## ASSIGNMENT
Go through the material underneath and show every line where the string "Microsoft" occurs.

## MATERIAL FOR THIS TASK

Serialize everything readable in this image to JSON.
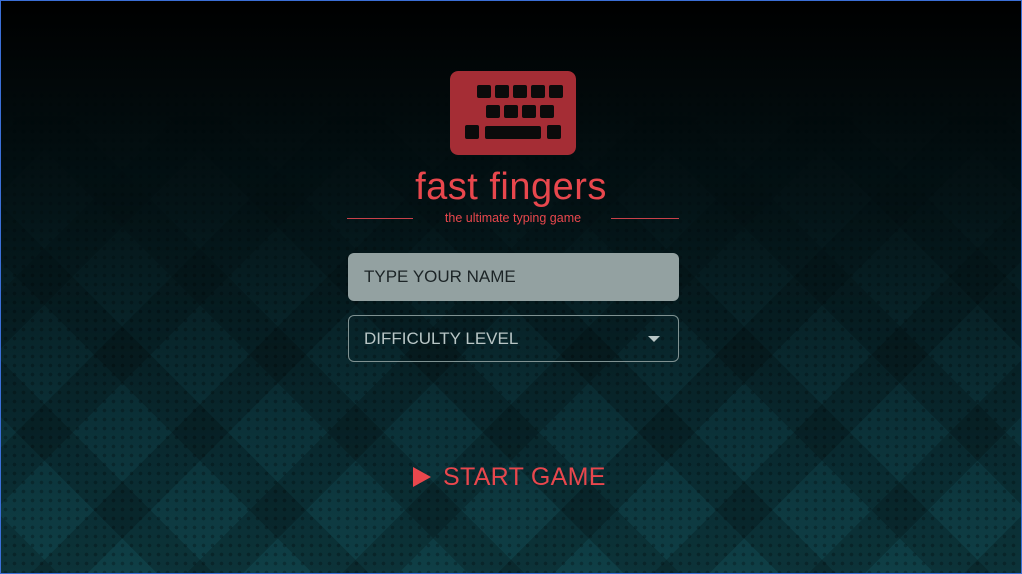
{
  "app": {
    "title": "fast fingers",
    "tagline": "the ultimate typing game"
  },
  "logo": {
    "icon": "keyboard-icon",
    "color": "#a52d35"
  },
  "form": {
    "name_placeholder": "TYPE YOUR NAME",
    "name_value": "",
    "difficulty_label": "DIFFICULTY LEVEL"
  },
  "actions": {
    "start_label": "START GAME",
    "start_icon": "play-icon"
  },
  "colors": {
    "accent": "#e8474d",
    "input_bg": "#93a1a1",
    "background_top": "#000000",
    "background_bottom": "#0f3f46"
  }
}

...

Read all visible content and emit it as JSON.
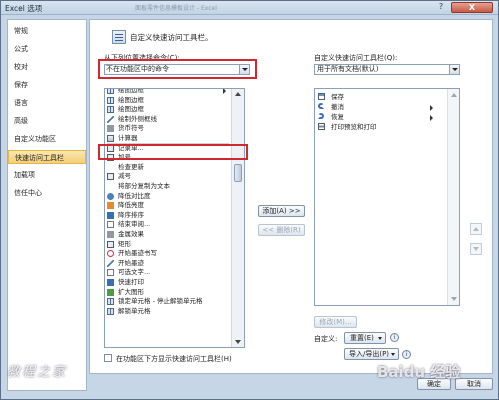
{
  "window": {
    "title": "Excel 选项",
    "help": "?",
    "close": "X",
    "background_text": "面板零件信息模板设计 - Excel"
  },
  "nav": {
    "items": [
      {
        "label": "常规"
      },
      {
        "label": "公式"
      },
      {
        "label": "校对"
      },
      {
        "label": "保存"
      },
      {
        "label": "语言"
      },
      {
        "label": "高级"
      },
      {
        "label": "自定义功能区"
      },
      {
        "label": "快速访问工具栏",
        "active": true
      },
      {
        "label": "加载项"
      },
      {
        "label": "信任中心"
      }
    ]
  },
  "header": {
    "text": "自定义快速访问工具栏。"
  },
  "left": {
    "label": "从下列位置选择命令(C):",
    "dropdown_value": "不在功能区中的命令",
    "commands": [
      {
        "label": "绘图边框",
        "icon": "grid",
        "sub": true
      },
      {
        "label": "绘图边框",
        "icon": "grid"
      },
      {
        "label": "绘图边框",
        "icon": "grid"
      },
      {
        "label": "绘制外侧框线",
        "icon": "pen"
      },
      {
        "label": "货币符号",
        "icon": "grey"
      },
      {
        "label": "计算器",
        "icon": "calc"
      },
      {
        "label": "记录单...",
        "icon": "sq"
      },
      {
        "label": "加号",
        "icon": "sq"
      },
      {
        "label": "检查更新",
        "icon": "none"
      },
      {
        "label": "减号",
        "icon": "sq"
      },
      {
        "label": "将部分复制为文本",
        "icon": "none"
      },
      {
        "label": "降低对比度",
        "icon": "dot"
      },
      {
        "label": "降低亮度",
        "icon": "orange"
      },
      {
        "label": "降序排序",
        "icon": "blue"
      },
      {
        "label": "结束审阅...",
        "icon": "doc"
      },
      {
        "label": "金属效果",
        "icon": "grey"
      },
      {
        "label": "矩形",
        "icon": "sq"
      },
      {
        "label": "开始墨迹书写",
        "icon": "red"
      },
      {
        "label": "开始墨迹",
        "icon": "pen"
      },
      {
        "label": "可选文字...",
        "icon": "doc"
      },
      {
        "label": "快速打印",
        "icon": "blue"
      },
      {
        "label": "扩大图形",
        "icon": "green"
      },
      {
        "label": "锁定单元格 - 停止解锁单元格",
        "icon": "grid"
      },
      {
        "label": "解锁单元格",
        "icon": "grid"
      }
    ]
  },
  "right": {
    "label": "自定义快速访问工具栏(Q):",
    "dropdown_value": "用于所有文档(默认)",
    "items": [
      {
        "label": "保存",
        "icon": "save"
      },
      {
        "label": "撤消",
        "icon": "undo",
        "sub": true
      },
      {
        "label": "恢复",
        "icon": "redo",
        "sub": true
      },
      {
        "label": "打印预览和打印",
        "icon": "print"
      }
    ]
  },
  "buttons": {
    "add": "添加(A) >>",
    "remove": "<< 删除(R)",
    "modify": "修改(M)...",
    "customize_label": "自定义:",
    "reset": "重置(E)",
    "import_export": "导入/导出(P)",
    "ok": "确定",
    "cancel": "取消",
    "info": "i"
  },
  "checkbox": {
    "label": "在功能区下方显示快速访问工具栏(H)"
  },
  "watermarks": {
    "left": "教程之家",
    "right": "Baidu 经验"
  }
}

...

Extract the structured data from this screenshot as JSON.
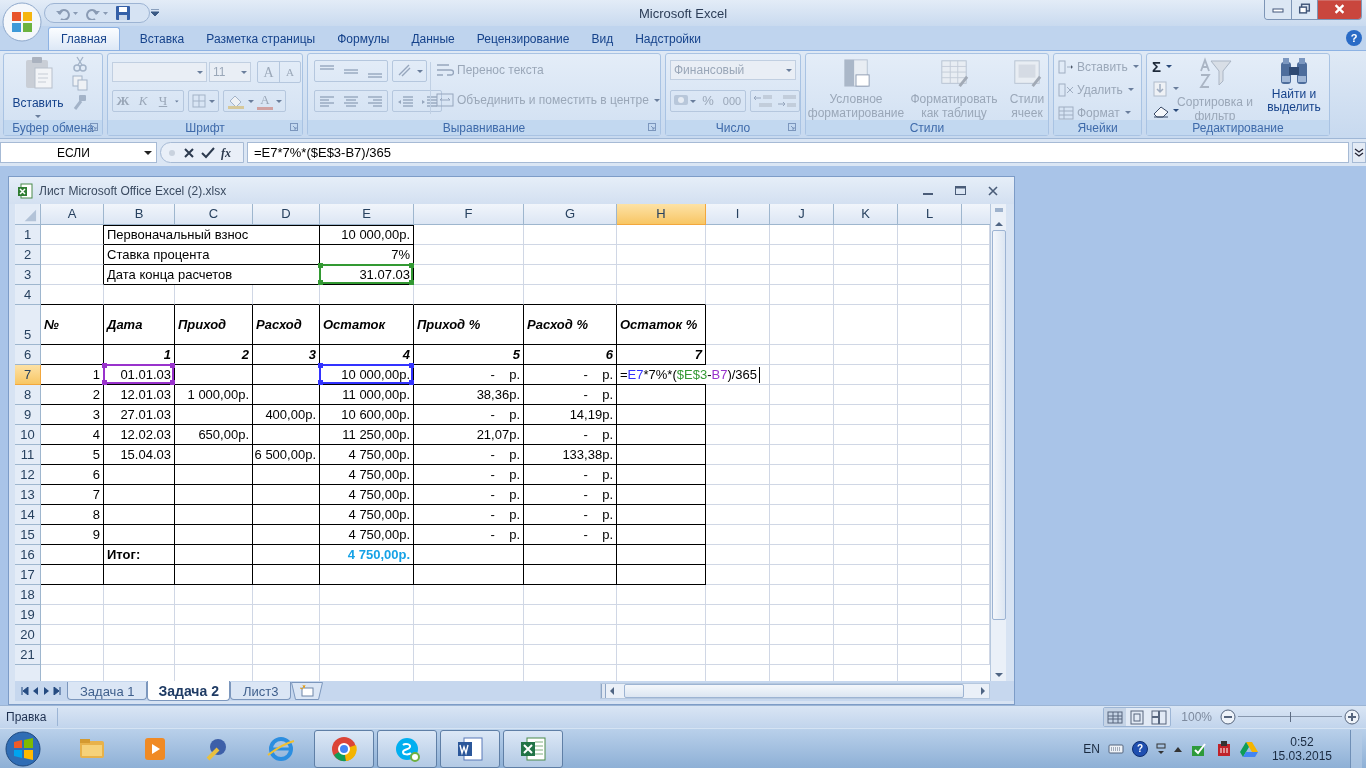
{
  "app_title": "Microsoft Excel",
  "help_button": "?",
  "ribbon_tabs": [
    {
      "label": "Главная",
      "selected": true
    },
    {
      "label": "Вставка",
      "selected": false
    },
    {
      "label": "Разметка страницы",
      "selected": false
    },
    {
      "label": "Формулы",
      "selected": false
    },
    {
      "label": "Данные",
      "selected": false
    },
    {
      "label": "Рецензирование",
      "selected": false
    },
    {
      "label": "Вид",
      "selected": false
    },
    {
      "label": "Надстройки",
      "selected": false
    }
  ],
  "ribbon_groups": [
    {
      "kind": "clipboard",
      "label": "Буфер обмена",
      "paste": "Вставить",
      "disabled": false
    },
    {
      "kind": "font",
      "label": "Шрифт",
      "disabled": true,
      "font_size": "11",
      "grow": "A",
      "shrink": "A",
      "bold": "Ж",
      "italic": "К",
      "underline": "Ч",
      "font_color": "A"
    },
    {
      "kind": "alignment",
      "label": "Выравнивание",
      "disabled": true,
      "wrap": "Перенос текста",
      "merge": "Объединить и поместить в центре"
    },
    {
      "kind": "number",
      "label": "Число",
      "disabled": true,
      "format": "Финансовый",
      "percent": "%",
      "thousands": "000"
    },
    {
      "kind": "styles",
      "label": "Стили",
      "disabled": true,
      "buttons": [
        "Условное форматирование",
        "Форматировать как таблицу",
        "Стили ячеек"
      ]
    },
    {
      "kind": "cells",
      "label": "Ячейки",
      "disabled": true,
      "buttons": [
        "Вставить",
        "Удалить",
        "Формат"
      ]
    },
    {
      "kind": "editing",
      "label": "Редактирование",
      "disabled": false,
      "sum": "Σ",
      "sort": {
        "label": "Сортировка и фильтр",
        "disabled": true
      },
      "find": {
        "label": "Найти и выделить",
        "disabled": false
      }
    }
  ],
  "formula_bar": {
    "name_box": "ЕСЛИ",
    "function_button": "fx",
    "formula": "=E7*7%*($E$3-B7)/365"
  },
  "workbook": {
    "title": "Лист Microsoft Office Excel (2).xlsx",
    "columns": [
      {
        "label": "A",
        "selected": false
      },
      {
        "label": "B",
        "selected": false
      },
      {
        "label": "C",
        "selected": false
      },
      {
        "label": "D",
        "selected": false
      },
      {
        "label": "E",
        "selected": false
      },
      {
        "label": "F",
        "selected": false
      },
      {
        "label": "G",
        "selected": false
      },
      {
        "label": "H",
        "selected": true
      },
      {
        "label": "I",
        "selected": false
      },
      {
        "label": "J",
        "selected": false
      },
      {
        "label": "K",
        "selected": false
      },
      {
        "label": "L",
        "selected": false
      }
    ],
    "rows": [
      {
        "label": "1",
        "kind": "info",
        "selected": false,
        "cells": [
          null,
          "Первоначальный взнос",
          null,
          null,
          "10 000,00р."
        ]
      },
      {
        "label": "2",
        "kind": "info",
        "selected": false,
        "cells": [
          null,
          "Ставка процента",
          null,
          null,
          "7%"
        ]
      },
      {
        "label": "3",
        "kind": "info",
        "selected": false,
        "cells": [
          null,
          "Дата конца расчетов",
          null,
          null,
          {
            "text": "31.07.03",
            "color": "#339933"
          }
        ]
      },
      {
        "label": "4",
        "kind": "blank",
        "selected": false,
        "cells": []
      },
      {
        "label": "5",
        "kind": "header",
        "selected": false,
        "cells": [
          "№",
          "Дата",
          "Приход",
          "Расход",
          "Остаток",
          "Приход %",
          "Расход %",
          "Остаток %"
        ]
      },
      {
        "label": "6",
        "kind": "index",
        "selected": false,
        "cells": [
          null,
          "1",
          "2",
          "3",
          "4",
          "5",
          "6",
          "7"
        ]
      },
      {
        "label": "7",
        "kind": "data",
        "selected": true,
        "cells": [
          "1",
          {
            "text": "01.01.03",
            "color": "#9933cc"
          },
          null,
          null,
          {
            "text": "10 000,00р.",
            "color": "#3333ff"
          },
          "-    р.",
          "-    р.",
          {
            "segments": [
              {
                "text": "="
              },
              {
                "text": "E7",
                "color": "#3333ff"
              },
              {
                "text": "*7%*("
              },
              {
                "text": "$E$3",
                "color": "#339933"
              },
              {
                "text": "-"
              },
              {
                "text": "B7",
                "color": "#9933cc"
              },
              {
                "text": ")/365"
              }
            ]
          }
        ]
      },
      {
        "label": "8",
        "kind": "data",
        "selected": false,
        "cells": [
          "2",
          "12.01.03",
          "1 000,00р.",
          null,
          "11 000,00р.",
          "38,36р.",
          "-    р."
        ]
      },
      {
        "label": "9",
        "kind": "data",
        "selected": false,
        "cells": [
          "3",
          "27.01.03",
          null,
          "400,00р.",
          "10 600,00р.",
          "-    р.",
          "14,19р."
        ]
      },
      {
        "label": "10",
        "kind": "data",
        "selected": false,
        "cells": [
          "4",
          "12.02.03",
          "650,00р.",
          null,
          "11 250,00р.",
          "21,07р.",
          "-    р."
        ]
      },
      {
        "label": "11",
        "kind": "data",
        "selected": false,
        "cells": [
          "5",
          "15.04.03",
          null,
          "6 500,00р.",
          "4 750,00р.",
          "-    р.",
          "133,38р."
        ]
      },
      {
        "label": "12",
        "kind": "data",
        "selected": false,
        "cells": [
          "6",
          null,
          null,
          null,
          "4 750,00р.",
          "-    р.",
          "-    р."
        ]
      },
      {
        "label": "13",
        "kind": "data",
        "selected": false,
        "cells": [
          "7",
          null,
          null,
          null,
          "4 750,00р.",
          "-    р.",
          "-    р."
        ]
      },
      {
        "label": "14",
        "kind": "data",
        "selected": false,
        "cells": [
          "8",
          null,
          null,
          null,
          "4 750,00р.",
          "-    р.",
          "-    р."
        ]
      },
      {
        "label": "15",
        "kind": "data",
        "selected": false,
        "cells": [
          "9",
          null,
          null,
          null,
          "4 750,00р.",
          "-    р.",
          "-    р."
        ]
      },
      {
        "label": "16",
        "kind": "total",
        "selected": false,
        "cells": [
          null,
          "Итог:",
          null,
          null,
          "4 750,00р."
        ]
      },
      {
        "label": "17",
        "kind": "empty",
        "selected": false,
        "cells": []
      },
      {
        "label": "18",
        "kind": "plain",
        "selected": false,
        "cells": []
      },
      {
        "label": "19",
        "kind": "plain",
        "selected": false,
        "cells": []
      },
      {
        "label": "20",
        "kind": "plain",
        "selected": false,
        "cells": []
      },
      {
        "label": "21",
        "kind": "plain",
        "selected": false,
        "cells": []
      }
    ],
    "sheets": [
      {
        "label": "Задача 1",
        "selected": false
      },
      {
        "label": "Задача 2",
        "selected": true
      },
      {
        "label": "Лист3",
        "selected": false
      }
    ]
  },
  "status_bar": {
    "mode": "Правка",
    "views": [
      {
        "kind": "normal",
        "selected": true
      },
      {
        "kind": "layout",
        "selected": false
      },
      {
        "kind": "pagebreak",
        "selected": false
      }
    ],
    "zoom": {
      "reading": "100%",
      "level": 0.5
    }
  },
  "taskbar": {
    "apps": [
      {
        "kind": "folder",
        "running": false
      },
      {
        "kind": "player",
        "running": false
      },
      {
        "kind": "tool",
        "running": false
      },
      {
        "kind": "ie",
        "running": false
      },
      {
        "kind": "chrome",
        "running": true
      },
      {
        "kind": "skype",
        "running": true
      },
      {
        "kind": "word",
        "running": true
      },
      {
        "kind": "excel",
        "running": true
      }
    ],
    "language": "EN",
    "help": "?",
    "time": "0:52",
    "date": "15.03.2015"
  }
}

## TASK ANSWER
  "app_title": "Microsoft Excel",
    "title": "Лист Microsoft Office Excel (2).xlsx",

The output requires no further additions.